ASSIGNMENT
The output must match the entries below exactly, with pictures removed.

SUPPLIED RECORDS
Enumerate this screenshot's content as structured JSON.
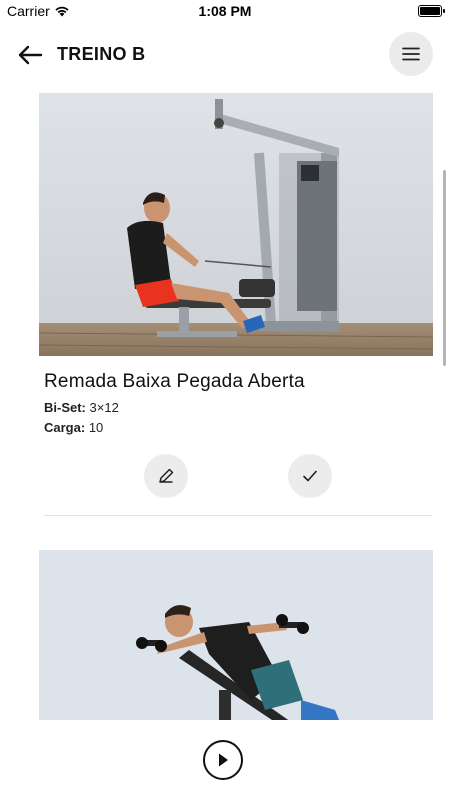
{
  "status_bar": {
    "carrier": "Carrier",
    "time": "1:08 PM"
  },
  "header": {
    "title": "TREINO B",
    "back_icon": "arrow-left-icon",
    "menu_icon": "hamburger-menu-icon"
  },
  "exercises": [
    {
      "name": "Remada Baixa Pegada Aberta",
      "biset_label": "Bi-Set:",
      "biset_value": "3×12",
      "carga_label": "Carga:",
      "carga_value": "10",
      "edit_icon": "pencil-icon",
      "done_icon": "check-icon"
    },
    {
      "name": "",
      "image": "man-on-incline-bench-with-dumbbells"
    }
  ],
  "bottom": {
    "play_icon": "play-icon"
  }
}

EXPECTED OUTPUT
Enumerate this screenshot's content as structured JSON.
{
  "status_bar": {
    "carrier": "Carrier",
    "time": "1:08 PM"
  },
  "header": {
    "title": "TREINO B",
    "back_icon": "arrow-left-icon",
    "menu_icon": "hamburger-menu-icon"
  },
  "exercises": [
    {
      "name": "Remada Baixa Pegada Aberta",
      "biset_label": "Bi-Set:",
      "biset_value": "3×12",
      "carga_label": "Carga:",
      "carga_value": "10",
      "edit_icon": "pencil-icon",
      "done_icon": "check-icon"
    },
    {
      "name": "",
      "image": "man-on-incline-bench-with-dumbbells"
    }
  ],
  "bottom": {
    "play_icon": "play-icon"
  }
}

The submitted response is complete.